A BARRY resident who objected to a supermarket giant’s television burger advert has seen the complaint upheld.

Barry Island resident, Barrie Evans lodged a complaint with the Advertising Standards Agency after Morrisons broadcast a commercial featuring a girl, her mother, and the preparation of a meal.

Mr Evans was one of 11 people who complained and the advert cannot be rebroadcast after the watchdog decided it “condoned poor nutritional habits.”

The advert depicted the mum preparing a burger for her daughter while they talked about school.

The youngster removed the salad, onion and tomato from the burger and put them on the side of her plate.

The Advertising Standards Authority ruled this "suggested she was not going to eat the salad later".

The commercial was was found to have broken two rules in the UK code of broadcast advertising.

The ASA said: "Because we considered the ad placed an emphasis on the burger being the preferable option to the salad, we concluded it condoned poor nutritional habits or an unhealthy lifestyle, especially in children, and that it disparaged good dietary practice."

Morrisons, represented at the hearing by industry body Clearcast, which approved the advertisement before it went on air, claimed: "The daughter did not look disdainfully at the salad items or make a face that implied she did not like them or would not eat them in the future" and that "it was perfectly feasible that she would return to it later."

Mr Evans said: “What I saw I didn’t like. It went against the grain about advice told to children and it made out it was right. It did make me feel like they were dictating to children rather than give them advice.

“I’m pleased the Advertising Standards Authority saw sense.”

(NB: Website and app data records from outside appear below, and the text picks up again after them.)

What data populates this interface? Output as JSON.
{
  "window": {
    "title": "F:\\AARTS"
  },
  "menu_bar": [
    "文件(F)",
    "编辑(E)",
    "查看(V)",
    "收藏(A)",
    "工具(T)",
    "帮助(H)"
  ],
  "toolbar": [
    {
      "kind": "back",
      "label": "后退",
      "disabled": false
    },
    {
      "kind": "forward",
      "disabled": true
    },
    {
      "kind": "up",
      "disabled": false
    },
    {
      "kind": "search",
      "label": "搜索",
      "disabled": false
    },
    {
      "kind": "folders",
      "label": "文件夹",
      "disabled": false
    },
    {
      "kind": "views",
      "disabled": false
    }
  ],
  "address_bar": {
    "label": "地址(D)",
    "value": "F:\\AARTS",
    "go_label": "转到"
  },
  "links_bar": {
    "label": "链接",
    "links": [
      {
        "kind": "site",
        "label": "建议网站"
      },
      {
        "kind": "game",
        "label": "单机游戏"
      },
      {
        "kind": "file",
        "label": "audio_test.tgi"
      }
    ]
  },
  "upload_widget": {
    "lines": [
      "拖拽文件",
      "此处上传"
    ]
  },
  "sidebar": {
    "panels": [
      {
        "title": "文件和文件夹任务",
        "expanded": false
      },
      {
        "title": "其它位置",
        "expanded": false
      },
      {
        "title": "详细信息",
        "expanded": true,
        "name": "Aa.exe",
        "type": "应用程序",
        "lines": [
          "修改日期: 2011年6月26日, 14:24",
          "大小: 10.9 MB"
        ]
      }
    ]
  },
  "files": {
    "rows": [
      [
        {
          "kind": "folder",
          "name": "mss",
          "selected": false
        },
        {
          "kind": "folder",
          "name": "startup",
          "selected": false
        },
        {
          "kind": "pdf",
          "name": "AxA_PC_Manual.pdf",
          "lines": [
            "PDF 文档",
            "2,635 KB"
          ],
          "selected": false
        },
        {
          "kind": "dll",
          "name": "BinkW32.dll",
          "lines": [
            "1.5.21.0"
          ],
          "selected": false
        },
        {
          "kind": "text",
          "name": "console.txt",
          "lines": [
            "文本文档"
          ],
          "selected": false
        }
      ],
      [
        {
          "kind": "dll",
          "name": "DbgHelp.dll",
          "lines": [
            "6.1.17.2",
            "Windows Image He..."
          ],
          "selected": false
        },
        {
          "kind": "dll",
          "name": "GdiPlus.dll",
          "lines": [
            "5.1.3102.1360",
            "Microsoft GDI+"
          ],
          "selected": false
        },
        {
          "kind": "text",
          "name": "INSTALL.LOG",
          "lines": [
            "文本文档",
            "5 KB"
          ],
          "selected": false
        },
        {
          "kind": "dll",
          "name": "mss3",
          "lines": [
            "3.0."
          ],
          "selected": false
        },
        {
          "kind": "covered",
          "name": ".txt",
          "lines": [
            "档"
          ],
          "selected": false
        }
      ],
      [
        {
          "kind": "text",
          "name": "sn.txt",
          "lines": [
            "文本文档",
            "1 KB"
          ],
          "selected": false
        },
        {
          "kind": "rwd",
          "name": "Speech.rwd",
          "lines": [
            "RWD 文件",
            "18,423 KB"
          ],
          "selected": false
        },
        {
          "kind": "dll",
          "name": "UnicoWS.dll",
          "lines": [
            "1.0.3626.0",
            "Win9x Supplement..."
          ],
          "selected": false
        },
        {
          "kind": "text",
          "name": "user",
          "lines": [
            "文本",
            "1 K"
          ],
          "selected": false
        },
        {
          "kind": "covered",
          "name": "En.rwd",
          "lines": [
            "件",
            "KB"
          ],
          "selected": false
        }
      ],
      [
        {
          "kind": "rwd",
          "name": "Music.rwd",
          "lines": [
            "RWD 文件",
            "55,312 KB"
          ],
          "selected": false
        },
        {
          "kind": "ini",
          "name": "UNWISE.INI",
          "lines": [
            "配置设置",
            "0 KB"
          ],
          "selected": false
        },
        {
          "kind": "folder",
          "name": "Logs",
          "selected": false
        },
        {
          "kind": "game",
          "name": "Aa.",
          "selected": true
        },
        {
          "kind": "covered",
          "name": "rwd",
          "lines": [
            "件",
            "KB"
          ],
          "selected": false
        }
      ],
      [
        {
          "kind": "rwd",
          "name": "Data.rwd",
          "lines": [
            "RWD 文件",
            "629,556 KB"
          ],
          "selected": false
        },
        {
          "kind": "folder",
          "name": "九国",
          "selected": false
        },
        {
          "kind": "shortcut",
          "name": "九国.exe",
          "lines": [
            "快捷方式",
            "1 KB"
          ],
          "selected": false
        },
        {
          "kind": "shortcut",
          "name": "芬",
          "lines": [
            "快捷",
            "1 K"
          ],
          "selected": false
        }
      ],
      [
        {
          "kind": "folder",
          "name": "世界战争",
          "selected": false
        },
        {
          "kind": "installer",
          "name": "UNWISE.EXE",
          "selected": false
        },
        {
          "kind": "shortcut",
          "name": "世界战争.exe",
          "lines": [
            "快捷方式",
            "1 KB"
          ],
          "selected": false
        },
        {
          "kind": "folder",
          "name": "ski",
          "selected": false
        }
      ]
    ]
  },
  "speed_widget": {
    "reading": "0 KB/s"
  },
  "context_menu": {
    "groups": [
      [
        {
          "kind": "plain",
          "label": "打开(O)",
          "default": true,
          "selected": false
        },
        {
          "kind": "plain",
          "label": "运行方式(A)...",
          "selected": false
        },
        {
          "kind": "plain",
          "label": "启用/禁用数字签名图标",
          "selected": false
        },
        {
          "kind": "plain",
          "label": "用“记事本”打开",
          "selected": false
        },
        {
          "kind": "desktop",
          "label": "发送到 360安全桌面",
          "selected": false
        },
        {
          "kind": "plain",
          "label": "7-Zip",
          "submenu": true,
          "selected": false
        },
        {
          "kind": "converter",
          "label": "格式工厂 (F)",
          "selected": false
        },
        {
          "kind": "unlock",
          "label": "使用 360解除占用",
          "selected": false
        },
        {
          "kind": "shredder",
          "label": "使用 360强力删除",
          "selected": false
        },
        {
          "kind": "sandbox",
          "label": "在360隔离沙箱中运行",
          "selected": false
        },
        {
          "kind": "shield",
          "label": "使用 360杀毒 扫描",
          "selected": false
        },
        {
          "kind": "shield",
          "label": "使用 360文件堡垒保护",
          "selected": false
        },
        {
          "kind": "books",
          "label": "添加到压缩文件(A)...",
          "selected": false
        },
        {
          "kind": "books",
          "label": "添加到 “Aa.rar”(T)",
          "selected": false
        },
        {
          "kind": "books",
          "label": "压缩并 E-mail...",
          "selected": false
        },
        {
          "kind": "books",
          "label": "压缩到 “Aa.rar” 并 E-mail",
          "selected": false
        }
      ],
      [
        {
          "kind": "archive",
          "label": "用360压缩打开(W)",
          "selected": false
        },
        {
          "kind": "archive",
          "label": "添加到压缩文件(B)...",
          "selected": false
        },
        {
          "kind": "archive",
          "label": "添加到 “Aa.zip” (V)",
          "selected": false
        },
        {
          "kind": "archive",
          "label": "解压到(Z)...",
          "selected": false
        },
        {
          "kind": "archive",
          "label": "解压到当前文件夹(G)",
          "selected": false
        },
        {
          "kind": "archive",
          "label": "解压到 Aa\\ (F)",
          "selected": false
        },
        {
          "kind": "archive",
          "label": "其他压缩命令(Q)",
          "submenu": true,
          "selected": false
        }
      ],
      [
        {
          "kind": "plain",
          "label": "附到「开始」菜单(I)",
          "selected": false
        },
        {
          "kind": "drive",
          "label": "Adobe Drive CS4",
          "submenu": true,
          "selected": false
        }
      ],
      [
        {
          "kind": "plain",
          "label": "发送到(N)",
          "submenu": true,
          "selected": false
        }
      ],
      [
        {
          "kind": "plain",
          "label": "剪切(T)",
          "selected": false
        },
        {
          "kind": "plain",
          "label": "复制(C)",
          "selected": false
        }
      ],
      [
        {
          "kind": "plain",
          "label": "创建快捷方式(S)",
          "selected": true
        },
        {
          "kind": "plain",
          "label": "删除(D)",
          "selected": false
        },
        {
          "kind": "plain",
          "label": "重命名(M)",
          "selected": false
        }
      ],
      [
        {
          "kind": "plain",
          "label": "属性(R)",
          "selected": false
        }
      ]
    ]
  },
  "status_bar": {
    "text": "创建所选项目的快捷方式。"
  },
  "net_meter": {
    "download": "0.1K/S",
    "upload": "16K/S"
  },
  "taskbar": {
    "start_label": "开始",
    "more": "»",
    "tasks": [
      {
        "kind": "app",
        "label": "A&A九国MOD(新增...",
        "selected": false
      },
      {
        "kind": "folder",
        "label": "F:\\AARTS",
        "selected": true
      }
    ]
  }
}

A Morrisons spokesman said: “Trying to convince children to eat their fruit and vegetables is something that most parents will identify with. Our aim with the ad was to reflect this in a humorous and engaging way. We’re disappointed with the ASA’s adjudication.”

In January this year, Vale Council leader Neil Moore complained to Channel 4 and television watchdog OfCom following the broadcast of Karaoke Nights. Channel 4 said the programme was a fair portrayal of life in Barry. A Barry resident, who watched the programme using 4oD, had his complaint investigated by the Authority for Television On Demand (ATVOD) –the independent co-regulator for the editorial content of UK video on demand services. This complaint was also dismissed.